Relaxation of the sphincter of Oddi in response to a meal is largely under the control of which hormone?a. Gastrin

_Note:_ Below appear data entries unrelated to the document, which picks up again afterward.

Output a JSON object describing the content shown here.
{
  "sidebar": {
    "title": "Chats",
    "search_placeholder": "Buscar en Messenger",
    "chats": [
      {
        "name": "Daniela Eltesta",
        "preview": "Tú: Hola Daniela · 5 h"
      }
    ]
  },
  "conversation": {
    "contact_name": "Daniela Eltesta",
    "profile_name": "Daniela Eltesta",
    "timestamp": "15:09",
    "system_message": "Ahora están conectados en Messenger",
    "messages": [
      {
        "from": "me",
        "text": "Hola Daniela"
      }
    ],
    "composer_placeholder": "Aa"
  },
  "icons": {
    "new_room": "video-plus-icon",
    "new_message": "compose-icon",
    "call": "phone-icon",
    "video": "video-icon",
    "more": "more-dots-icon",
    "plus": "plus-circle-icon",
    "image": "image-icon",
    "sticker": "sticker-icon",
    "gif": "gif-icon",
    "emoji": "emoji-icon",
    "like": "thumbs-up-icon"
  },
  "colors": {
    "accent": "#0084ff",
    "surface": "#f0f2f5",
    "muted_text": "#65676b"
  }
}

The sphincter of Oddi is a complex structure that is functionally independent from the duodenal musculature and creates a high-pressure zone between the bile duct and the duodenum. The sphincter of Oddi is about 4 to 6 mm in length and has a basal resting pressure of about 13 mm Hg above the duodenal pressure. On manometry, the sphincter shows phasic contractions with a frequency of about 4/min and an amplitude of 12 to 140 mm Hg. The spontaneous motility of the sphincter of Oddi is regulated by the interstitial cells of Cajal through intrinsic and extrinsic inputs from hormones and neurons acting on the smooth muscle cells. Relaxation occurs with a rise in cholecystokinin (CCK), leading to diminished amplitude of phasic contractions and reduced basal pressure, allowing increased flow of bile into the duodenum. During fasting, the sphincter of Oddi activity is coordinated with the periodic partial gallbladder emptying and an increase in bile flow that occurs during phase II of the migrating myoelectric motor complexes.